From orientation to graduation, Villanova University Charles Widger School of Law provides students with a solid foundation in legal writing, analysis and research. With five semesters of writing instruction, graduates like Jessica Watkins ’16 are prepared to meet the intense demands of the legal industry and often recognized for their hard work by the external legal community.
The Journal of Patent & Trademark Office Society (JPTOS) recently selected Watkins’ paper, "Garcia v. Google, Inc. and the Limited Rights of Motion Picture Actors Under American Copyright Law,” as the best paper submitted to the 2016 Mid-Atlantic Writing Competition. JPTOS—the oldest continuously published IP journal in the country—provides a forum dedicated to the discussion of legal and technical subjects related to patent, trademark and copyright laws.
“Winning this contest at the very end of my 3L year marks the end of an academic career and the beginning of a new chapter, where I will apply my knowledge of intellectual property to real-world issues once I join the workforce,” said Watkins. “I am grateful to have had the opportunity to write about something I am truly interested in, and to have my enthusiasm for the subject recognized by professionals in my field.”

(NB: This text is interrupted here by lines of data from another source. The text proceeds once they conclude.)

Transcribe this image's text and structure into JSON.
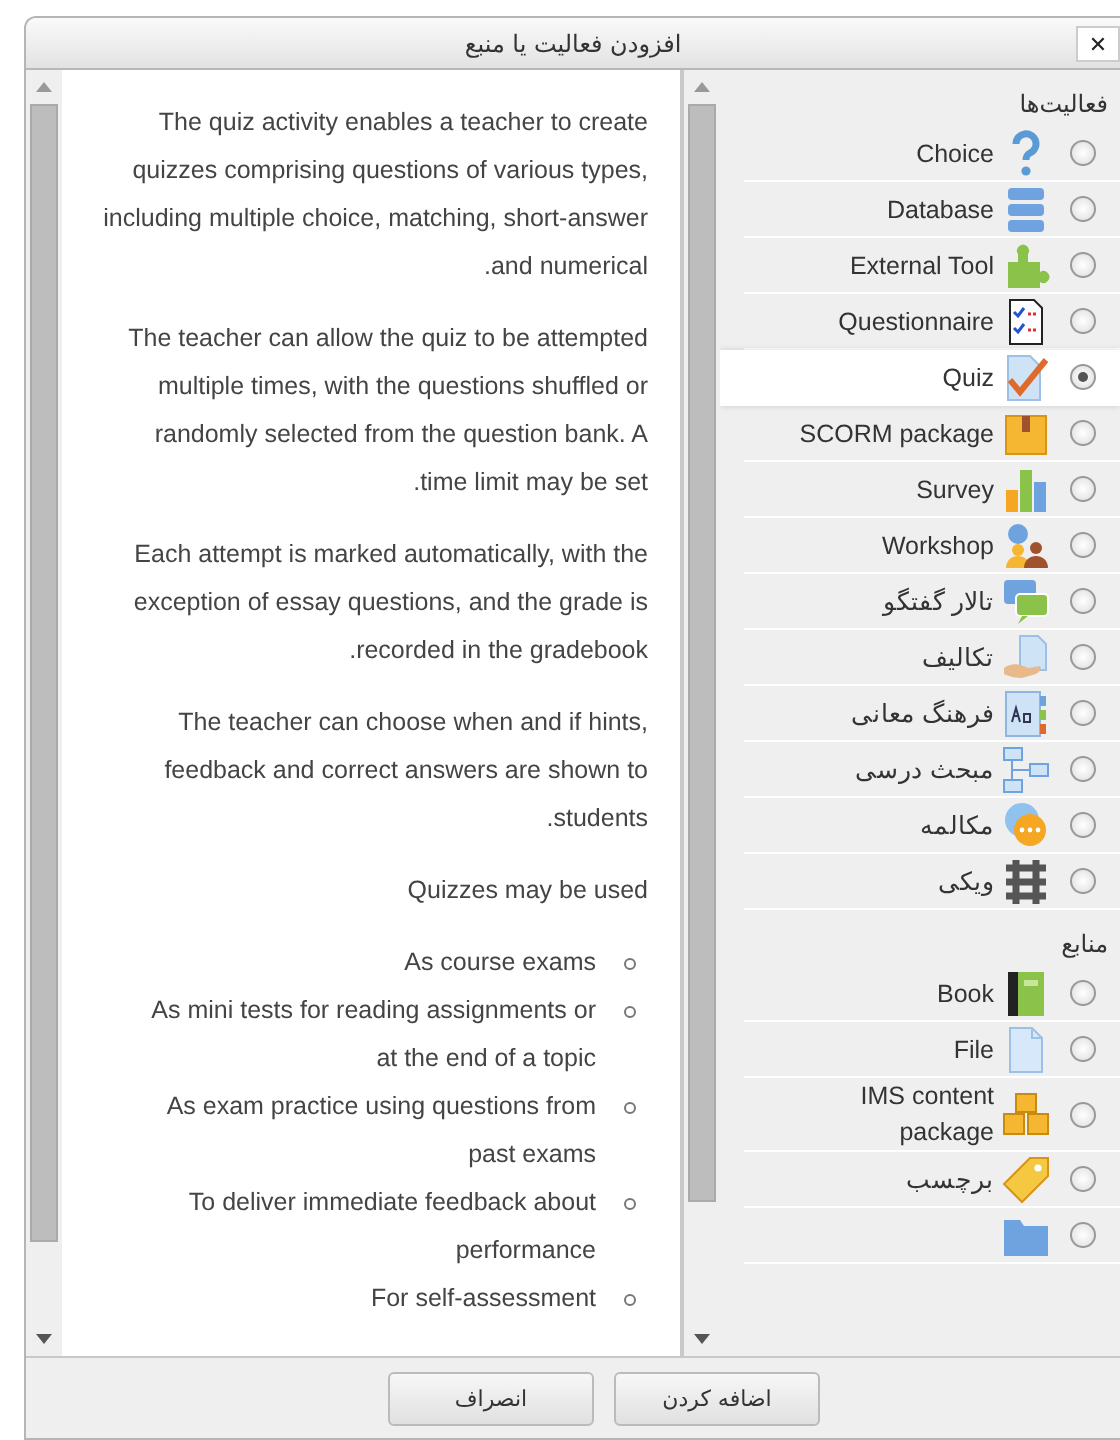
{
  "dialog": {
    "title": "افزودن فعالیت یا منبع",
    "close": "✕"
  },
  "chooser": {
    "sections": [
      {
        "heading": "فعالیت‌ها",
        "items": [
          {
            "label": "Choice",
            "kind": "question",
            "selected": false
          },
          {
            "label": "Database",
            "kind": "database",
            "selected": false
          },
          {
            "label": "External Tool",
            "kind": "puzzle",
            "selected": false
          },
          {
            "label": "Questionnaire",
            "kind": "checklist",
            "selected": false
          },
          {
            "label": "Quiz",
            "kind": "quiz",
            "selected": true
          },
          {
            "label": "SCORM package",
            "kind": "box",
            "selected": false
          },
          {
            "label": "Survey",
            "kind": "bars",
            "selected": false
          },
          {
            "label": "Workshop",
            "kind": "people",
            "selected": false
          },
          {
            "label": "تالار گفتگو",
            "kind": "forum",
            "selected": false
          },
          {
            "label": "تکالیف",
            "kind": "assign",
            "selected": false
          },
          {
            "label": "فرهنگ معانی",
            "kind": "glossary",
            "selected": false
          },
          {
            "label": "مبحث درسی",
            "kind": "lesson",
            "selected": false
          },
          {
            "label": "مکالمه",
            "kind": "chat",
            "selected": false
          },
          {
            "label": "ویکی",
            "kind": "wiki",
            "selected": false
          }
        ]
      },
      {
        "heading": "منابع",
        "items": [
          {
            "label": "Book",
            "kind": "book",
            "selected": false
          },
          {
            "label": "File",
            "kind": "file",
            "selected": false
          },
          {
            "label": "IMS content package",
            "kind": "ims",
            "selected": false
          },
          {
            "label": "برچسب",
            "kind": "tag",
            "selected": false
          },
          {
            "kind": "folder",
            "selected": false
          }
        ]
      }
    ]
  },
  "description": {
    "paragraphs": [
      "The quiz activity enables a teacher to create quizzes comprising questions of various types, including multiple choice, matching, short-answer and numerical.",
      "The teacher can allow the quiz to be attempted multiple times, with the questions shuffled or randomly selected from the question bank. A time limit may be set.",
      "Each attempt is marked automatically, with the exception of essay questions, and the grade is recorded in the gradebook.",
      "The teacher can choose when and if hints, feedback and correct answers are shown to students.",
      "Quizzes may be used"
    ],
    "uses": [
      "As course exams",
      "As mini tests for reading assignments or at the end of a topic",
      "As exam practice using questions from past exams",
      "To deliver immediate feedback about performance",
      "For self-assessment"
    ]
  },
  "buttons": [
    {
      "label": "اضافه کردن"
    },
    {
      "label": "انصراف"
    }
  ]
}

Watkins’ winning article will appear in the July issue of the journal, which boasts a broad and diverse readership that includes practicing attorneys, judges and law professors and has had many of its articles cited in the Federal Circuit and Supreme Court. By instituting a writing competition, JPTOS seeks to encourage innovative student scholarship on current topics in intellectual property law, increase student involvement and build stronger ties with Mid-Atlantic law schools.
“I was drawn to IP law because of its significance in everyday life,” said Watkins. “Particularly in today's world of ever-changing technology, the ownership issues inherent in IP are becoming even more important and scrutinized. Working in this field is perpetually exciting because it is linked to scientific and technological issues that are rapidly evolving and will continue to do so for the foreseeable future.”